Here at Absolute Return Partners, our portfolio construction is driven by the six structural megatrends that we have identified. With that in mind, something we constantly look at is whether these megatrends are still in motion and whether there are any new megatrends we should be considering. This leads me to one particular trend that we have been thinking about. The end of globalisation, ‘slowbalisation’, or rather a new era of globalisation.
Why have we been thinking about this? Because globalisation has lost momentum over the past decade. This is evident when looking at the Trade Openness Ratio, which represents world trade as a proportion of global GDP. This metric has been trending downwards since the Global Financial Crisis (see Exhibit 1). There are also other measures that support the slowbalisation phenomena – decreasing global bank loans, foreign direct investments and multinationals’ market share.
There are a few factors that could be blamed for the slowdown in globalisation. The most important is that most of the economic gains from lower costs had been reached. Transport costs have declined since the 1960s due to greater efficiencies and better technologies. As a result, international trade became a lot more profitable. Now, and for the last decade or so, transport prices have been rising on the back of rising fuel prices, which has massively decreased the profitability of international trade.
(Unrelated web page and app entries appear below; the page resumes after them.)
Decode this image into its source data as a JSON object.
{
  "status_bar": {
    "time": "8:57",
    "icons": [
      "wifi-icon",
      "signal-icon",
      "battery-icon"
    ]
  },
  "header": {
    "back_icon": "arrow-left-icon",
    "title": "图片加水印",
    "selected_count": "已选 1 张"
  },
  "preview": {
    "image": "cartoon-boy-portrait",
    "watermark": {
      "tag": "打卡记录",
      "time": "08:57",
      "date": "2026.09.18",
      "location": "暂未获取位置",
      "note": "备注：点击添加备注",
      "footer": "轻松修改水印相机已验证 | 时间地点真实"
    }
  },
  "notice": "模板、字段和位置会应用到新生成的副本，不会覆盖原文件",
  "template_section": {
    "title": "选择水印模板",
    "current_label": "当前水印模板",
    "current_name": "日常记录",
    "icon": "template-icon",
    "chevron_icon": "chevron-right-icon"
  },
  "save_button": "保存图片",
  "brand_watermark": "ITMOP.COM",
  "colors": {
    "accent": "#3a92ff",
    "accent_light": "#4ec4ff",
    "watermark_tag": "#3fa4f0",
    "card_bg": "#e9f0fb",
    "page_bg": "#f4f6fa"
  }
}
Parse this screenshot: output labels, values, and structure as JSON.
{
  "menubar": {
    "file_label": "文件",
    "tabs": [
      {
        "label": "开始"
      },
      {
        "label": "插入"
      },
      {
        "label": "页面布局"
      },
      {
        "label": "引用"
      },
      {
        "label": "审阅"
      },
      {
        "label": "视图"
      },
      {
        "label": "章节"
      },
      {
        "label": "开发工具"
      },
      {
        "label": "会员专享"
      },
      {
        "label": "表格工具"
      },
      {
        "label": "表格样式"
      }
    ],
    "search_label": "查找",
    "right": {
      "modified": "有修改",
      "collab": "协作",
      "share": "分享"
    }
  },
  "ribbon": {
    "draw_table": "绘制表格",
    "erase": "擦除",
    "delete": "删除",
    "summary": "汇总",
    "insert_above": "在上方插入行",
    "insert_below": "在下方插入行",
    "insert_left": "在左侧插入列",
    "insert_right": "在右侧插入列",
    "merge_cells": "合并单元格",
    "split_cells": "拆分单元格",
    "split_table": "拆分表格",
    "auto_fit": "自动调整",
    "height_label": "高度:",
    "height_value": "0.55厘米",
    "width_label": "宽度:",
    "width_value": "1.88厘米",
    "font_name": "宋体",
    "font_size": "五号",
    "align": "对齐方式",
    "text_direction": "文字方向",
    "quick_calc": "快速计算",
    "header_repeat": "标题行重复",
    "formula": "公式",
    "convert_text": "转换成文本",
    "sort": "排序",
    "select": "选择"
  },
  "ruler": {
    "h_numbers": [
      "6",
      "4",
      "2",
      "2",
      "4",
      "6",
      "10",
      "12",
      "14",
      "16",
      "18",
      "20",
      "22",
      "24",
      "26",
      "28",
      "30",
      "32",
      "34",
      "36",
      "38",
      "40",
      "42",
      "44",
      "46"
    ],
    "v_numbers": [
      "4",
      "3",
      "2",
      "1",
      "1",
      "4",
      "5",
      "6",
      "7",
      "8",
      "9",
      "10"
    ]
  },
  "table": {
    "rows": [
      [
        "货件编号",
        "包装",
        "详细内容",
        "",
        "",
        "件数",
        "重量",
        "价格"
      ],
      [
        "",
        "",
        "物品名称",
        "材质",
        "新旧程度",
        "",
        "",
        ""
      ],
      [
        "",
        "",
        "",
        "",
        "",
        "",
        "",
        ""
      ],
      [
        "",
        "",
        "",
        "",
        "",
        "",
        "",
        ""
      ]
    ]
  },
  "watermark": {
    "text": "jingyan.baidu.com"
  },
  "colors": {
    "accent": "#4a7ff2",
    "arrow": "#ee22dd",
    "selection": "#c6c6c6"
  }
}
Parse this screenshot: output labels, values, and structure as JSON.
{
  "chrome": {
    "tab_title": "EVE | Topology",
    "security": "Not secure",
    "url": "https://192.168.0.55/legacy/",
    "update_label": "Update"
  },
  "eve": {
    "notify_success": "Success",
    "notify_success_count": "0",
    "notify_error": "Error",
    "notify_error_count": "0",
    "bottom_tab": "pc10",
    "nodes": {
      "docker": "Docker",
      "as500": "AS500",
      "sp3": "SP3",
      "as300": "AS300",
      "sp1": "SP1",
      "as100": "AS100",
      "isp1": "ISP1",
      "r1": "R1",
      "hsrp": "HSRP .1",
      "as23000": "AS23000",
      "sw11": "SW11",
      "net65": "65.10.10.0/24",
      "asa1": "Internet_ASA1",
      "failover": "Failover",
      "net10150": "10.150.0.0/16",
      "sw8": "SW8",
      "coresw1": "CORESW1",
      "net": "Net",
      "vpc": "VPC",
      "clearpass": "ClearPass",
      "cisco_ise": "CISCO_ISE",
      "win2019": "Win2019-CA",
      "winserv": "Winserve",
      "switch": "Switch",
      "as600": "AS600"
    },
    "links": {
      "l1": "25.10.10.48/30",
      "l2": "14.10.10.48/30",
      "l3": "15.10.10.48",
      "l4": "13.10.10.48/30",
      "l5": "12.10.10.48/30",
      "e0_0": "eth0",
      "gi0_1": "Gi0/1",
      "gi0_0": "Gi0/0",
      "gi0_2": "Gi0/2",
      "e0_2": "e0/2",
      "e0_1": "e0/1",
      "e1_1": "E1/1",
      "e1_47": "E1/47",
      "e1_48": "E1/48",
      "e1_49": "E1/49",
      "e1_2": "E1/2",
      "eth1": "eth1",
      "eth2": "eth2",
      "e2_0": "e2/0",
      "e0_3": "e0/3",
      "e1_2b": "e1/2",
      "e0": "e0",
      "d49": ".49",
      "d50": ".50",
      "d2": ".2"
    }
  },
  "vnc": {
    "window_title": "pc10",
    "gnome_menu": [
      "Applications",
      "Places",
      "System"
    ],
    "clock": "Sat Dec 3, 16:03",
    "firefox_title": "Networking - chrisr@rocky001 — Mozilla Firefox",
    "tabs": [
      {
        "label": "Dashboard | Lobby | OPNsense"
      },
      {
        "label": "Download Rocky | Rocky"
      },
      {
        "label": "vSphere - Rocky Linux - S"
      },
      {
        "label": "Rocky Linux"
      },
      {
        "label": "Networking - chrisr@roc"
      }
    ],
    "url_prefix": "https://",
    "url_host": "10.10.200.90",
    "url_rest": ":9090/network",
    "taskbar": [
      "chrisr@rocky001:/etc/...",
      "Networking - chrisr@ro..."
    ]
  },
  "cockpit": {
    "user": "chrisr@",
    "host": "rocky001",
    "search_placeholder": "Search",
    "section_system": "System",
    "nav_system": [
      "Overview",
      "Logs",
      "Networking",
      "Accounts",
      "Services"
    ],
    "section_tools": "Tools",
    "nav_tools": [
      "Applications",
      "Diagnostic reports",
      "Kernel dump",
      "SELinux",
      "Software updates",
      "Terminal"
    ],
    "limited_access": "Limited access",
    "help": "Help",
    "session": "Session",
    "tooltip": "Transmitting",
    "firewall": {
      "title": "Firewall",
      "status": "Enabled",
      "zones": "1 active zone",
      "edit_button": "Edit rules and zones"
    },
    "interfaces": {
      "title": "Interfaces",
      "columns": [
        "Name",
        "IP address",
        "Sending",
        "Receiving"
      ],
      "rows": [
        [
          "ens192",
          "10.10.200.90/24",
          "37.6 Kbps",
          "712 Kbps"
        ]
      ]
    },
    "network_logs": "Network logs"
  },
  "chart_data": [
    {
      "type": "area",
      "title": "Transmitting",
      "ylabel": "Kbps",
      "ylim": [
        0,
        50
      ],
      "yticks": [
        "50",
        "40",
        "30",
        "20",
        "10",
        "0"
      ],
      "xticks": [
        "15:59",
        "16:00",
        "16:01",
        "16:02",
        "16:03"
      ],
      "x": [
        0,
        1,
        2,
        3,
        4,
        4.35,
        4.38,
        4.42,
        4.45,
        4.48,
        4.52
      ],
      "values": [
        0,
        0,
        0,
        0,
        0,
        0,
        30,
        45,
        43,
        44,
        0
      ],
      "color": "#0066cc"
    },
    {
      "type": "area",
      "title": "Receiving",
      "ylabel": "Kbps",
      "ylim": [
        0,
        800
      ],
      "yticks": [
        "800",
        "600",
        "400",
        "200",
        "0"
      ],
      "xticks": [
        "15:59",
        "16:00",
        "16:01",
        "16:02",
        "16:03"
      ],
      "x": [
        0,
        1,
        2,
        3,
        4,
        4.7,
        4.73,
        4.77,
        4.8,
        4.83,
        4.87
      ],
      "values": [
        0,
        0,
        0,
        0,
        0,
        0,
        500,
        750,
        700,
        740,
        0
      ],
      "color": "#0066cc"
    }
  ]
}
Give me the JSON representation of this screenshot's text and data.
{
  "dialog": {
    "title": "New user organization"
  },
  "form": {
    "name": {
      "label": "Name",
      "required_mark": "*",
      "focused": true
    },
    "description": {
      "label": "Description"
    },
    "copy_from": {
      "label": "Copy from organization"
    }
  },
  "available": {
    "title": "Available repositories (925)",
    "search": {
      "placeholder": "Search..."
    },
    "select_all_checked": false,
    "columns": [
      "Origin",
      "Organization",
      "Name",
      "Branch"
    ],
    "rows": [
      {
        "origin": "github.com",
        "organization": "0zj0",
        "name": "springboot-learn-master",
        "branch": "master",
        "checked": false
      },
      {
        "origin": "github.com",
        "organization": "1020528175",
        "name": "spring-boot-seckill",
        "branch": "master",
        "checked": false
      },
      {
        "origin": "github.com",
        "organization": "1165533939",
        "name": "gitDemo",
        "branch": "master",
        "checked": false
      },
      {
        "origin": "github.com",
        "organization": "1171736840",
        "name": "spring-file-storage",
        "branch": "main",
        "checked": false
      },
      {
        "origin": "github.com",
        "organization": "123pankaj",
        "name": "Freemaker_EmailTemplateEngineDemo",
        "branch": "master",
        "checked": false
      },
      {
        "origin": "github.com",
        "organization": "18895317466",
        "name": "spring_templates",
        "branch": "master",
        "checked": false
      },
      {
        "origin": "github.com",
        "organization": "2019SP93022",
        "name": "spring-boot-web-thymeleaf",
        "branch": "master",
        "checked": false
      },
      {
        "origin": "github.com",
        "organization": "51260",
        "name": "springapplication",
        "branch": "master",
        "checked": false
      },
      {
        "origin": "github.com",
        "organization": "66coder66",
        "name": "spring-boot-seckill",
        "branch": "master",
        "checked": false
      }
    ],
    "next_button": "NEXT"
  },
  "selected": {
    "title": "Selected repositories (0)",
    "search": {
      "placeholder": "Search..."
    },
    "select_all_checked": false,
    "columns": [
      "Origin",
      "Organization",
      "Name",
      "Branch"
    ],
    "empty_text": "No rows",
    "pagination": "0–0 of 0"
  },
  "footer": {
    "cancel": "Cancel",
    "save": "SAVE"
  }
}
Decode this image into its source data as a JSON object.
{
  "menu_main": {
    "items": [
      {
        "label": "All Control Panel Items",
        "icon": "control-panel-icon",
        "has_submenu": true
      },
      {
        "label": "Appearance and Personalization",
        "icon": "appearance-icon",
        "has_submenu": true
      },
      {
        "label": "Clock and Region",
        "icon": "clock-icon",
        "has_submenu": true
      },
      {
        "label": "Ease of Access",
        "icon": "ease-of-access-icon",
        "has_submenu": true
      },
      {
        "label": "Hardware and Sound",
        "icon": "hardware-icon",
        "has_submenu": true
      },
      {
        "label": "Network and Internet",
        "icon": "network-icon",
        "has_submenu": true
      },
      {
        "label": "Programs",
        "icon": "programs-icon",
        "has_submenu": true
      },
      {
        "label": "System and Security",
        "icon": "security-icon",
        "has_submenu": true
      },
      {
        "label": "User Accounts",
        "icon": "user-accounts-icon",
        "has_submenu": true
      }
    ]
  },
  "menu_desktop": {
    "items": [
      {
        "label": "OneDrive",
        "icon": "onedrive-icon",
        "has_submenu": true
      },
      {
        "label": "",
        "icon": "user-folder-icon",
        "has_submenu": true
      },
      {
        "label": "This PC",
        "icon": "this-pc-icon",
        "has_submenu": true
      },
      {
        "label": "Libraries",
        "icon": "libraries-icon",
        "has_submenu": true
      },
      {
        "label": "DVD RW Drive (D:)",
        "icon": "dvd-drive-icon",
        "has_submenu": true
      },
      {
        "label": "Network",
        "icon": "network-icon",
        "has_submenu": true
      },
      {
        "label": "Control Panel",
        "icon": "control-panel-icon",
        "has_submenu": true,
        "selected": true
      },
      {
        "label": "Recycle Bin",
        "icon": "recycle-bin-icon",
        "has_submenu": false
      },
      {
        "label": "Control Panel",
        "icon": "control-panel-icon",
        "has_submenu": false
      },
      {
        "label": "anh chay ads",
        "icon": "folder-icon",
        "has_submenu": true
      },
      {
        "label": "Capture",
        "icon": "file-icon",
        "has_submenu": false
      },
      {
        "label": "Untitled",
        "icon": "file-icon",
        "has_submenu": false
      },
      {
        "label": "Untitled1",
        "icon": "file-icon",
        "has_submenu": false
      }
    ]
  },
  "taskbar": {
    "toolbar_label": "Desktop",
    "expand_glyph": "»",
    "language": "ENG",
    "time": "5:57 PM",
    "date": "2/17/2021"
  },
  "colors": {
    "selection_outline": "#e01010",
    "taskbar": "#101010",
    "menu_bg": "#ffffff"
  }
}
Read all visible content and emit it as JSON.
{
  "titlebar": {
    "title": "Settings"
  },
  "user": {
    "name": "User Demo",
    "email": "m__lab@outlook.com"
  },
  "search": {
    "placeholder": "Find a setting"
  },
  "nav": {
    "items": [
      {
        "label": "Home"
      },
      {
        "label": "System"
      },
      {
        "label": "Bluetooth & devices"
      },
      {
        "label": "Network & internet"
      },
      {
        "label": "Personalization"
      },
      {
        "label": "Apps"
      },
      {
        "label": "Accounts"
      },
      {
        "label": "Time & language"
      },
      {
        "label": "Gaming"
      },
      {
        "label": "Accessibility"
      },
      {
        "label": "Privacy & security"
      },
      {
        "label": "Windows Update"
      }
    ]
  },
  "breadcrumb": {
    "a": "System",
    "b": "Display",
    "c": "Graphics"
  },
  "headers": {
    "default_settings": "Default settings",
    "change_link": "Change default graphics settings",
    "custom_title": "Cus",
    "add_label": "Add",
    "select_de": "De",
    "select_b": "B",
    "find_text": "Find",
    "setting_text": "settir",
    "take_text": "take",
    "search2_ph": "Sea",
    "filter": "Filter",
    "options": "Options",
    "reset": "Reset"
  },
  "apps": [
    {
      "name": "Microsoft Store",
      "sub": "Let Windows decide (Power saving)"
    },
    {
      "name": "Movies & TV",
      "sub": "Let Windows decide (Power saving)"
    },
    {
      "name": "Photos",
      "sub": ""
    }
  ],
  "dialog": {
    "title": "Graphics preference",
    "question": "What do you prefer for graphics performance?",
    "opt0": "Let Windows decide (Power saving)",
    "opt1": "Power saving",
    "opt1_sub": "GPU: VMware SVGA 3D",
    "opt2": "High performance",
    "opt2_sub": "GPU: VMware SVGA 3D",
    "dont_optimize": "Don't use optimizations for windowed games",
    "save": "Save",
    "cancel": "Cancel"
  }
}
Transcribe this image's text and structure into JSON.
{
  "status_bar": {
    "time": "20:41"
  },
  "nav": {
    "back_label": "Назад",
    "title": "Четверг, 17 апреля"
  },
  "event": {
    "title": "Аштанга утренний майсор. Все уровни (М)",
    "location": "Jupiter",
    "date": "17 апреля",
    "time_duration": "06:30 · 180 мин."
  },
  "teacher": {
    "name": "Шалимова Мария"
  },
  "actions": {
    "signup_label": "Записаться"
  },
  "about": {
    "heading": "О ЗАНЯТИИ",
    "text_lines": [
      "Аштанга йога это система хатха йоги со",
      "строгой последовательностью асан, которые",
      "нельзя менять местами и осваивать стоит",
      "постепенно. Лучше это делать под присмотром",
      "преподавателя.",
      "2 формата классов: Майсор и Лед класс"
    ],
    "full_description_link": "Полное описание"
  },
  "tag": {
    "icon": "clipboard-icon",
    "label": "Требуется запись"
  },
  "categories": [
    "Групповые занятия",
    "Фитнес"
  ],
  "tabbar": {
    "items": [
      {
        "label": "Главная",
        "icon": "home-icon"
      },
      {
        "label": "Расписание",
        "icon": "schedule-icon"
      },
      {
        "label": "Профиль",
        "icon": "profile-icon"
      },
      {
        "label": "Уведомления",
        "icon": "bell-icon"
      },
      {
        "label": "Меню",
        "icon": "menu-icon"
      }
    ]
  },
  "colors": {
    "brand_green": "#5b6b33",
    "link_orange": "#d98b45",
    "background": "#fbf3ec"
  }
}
The improvements in technology is also a factor in its own right. There was a lot of offshore manufacturing taking place. US and European companies had an incentive to utilise cheap labour in low-cost countries to significantly reduce their input costs. However, manufacturing became more automated and labour costs as a proportion of total costs fell. There is now a reliance on more skilled and technologically able workers over cheap and plentiful. This has meant that companies have begun to move their operations back onshore, which has reduced the need for goods to be transported around the world. It’s also worth noting that there has been a clear shift from manufacturing to services. As incomes rise, we have tended to spend more on services, which can’t be imported, than on goods.